Here I am taking a stand for what I believe is right. But now I am afraid. The people are looking to me for leadership, and if I stand before them without strength and courage, they too will falter. I am at the end of my powers. I have nothing left. I've come to the point where I can't face it alone.

"At that moment I experienced the presence of the Divine as I had never experienced Him before. It seemed as though I could hear the quiet assurance of an inner voice saying: Stand up for righteousness, stand up for truth; and God will be at your side forever. Almost at once my fears began to go. My uncertainty disappeared. I was ready to face anything."

In one of the darkest hours in his life, Martin Luther King stopped to behold God in his midst; he lifted up his fears and terror to the Spirit of God and came to a new understanding of what it means to be a disciple of Jesus, of what his baptism called him to do: to testify, as John the Baptist does in today's Gospel, to the truth of God's compassion and justice in our world. Through our baptism, we take on that same challenge: to stand up for what is right, to testify to God's presence in our midst, to take our place alongside the poor, the rejected and the forgotten - with the certain hope and assurance that the Spirit of God remains upon us.
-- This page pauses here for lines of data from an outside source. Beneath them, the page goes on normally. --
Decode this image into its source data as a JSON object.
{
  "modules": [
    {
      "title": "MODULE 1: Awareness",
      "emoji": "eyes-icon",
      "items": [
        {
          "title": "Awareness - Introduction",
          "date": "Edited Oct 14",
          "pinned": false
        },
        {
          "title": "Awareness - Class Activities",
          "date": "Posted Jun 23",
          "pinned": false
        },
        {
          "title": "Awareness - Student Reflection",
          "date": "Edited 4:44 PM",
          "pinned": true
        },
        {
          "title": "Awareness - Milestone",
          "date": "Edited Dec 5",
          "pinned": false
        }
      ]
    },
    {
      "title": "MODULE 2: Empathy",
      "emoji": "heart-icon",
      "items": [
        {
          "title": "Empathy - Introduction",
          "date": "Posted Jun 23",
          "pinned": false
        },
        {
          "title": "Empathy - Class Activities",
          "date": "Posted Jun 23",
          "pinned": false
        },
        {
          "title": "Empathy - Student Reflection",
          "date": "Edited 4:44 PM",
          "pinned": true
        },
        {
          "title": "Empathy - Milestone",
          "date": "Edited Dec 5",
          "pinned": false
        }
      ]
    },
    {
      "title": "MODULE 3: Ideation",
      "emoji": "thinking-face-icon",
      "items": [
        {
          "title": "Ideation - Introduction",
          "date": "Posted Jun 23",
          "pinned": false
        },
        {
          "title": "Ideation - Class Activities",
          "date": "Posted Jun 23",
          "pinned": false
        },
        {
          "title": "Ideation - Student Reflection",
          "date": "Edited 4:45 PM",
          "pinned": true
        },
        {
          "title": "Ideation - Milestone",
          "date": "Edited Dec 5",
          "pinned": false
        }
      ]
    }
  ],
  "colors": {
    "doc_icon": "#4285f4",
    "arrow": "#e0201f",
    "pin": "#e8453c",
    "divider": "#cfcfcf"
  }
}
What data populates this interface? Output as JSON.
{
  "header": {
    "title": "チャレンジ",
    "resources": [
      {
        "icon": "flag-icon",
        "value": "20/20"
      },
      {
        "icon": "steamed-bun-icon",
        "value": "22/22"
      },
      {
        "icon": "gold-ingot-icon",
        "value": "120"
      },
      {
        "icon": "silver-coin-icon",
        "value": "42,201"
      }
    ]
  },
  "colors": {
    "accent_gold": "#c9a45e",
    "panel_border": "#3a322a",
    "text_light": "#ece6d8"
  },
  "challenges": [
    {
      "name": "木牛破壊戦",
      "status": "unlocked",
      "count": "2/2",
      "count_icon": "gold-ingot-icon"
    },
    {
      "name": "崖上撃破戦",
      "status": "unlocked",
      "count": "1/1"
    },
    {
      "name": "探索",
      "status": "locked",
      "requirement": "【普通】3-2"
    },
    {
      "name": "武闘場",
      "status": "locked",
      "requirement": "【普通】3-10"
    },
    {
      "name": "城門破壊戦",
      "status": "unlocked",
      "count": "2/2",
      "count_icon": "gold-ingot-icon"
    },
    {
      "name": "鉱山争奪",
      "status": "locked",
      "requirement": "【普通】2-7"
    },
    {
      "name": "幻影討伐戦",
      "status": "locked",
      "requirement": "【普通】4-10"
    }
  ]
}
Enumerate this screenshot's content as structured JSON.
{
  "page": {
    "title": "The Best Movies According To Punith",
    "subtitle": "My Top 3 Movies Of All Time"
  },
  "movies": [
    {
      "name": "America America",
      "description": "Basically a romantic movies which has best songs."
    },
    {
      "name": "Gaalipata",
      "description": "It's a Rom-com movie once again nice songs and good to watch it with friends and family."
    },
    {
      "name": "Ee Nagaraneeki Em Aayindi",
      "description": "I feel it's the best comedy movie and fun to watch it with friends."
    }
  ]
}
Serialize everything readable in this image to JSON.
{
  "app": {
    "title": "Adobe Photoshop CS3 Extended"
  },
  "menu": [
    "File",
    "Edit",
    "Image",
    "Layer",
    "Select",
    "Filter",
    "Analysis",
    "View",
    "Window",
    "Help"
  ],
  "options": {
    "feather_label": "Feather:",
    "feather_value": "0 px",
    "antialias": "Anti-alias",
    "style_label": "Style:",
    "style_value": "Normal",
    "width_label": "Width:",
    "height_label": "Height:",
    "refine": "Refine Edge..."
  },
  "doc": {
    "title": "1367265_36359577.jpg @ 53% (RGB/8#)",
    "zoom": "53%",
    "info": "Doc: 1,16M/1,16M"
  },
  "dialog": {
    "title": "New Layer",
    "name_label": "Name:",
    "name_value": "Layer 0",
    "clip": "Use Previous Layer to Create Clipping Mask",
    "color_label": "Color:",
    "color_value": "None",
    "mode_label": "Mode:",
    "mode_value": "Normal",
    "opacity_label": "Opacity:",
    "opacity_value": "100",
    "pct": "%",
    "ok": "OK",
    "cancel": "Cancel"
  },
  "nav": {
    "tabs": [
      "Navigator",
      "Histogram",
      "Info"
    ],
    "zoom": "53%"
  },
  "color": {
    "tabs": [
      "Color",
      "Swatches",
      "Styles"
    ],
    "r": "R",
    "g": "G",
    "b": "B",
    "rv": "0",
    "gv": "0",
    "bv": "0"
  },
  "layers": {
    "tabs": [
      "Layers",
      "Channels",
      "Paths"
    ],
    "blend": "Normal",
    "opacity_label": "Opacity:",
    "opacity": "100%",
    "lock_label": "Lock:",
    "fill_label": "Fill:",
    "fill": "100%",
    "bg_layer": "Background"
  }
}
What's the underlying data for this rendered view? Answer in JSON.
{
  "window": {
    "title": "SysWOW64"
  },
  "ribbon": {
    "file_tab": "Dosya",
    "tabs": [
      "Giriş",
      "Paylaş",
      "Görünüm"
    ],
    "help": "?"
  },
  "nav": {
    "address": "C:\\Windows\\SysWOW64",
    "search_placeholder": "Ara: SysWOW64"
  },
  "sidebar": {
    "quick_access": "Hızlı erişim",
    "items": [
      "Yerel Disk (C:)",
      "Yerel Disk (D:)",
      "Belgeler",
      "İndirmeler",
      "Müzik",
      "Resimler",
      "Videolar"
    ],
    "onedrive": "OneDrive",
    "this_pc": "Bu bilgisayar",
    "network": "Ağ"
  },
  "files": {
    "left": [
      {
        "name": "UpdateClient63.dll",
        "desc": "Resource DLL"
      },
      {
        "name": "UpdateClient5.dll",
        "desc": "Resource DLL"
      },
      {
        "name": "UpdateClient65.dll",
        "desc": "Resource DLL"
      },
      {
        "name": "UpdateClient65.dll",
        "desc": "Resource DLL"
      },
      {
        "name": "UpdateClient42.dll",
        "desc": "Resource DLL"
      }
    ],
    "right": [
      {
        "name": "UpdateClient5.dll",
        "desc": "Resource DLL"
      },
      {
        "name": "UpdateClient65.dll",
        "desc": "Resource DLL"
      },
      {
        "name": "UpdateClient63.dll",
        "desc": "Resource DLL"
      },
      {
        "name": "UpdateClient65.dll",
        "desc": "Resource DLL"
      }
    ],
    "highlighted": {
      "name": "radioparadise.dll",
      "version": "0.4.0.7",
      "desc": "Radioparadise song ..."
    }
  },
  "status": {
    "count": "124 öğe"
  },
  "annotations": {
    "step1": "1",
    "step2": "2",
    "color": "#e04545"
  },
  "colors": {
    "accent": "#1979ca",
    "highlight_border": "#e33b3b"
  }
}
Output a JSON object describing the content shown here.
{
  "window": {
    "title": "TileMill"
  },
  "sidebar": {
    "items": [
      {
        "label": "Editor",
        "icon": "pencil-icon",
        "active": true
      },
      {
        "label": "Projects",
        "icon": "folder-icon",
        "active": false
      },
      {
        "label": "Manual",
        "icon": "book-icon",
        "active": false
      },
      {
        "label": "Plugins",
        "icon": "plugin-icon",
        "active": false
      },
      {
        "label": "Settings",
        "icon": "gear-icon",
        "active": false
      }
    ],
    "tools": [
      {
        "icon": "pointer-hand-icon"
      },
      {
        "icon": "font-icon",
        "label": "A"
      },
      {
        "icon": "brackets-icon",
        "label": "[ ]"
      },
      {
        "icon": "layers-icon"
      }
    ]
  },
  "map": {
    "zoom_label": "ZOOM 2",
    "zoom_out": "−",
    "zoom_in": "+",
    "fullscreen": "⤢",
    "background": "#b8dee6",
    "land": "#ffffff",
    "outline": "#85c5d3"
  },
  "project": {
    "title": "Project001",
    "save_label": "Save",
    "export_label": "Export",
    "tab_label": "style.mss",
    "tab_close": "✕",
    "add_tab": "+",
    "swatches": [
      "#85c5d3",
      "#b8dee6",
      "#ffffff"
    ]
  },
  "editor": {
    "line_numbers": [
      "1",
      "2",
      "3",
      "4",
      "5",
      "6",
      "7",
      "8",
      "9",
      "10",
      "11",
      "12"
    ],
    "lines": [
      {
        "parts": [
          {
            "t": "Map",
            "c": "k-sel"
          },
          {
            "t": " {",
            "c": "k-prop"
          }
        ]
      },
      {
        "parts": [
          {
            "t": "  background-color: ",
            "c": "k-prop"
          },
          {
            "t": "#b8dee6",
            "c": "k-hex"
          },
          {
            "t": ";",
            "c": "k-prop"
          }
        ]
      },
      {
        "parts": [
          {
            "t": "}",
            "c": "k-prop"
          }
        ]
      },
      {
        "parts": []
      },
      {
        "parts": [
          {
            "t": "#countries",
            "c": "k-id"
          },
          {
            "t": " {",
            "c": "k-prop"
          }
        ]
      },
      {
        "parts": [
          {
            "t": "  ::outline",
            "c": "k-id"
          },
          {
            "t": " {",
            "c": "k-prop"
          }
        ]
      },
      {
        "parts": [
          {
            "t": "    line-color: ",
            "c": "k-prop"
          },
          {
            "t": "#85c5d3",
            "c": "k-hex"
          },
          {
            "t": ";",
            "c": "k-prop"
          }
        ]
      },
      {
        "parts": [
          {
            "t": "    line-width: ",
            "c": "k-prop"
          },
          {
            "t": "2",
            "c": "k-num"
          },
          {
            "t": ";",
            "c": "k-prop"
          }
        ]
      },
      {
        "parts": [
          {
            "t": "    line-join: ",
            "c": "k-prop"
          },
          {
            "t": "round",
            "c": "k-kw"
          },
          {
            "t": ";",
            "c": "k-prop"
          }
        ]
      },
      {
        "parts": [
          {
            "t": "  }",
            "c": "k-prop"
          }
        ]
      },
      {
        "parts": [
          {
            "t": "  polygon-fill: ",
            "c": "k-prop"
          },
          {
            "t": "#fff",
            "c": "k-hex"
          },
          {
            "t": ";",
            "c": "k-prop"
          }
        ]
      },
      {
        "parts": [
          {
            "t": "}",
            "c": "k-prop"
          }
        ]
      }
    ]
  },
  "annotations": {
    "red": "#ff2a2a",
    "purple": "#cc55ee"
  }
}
May we behold, with the eyes of faith and the spirit of hope, for we are not a caravan of despair, the Lamb of God is among us, come & see, here and now & then go proclaim that truth with your life. Amen.